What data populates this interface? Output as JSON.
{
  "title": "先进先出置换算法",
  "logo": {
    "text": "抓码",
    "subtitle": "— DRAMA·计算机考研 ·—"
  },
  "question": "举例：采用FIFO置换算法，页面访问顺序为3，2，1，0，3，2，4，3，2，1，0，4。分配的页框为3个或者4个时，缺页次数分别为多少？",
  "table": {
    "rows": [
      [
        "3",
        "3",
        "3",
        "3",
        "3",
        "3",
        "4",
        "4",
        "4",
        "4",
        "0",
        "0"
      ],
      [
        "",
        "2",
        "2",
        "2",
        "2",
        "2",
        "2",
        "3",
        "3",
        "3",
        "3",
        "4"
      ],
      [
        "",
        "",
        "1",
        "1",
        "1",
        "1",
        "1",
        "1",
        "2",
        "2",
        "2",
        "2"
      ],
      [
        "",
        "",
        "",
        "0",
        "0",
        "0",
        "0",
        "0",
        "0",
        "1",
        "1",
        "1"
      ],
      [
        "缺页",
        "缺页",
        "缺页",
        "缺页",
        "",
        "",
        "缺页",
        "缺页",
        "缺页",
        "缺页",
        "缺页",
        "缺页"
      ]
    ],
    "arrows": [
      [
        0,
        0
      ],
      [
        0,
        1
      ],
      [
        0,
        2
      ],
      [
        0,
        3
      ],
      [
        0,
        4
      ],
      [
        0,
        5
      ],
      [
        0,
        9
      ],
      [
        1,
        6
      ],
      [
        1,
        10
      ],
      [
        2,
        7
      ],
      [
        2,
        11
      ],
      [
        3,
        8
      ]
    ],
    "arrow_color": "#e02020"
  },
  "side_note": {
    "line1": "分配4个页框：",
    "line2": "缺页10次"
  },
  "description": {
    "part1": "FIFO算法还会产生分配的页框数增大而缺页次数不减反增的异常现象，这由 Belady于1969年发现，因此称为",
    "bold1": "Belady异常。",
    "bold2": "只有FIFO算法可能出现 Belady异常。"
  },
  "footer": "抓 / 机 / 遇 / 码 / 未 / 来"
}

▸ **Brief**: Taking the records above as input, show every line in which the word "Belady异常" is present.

▸ **Task answer**:
    "bold1": "Belady异常。",
    "bold2": "只有FIFO算法可能出现 Belady异常。"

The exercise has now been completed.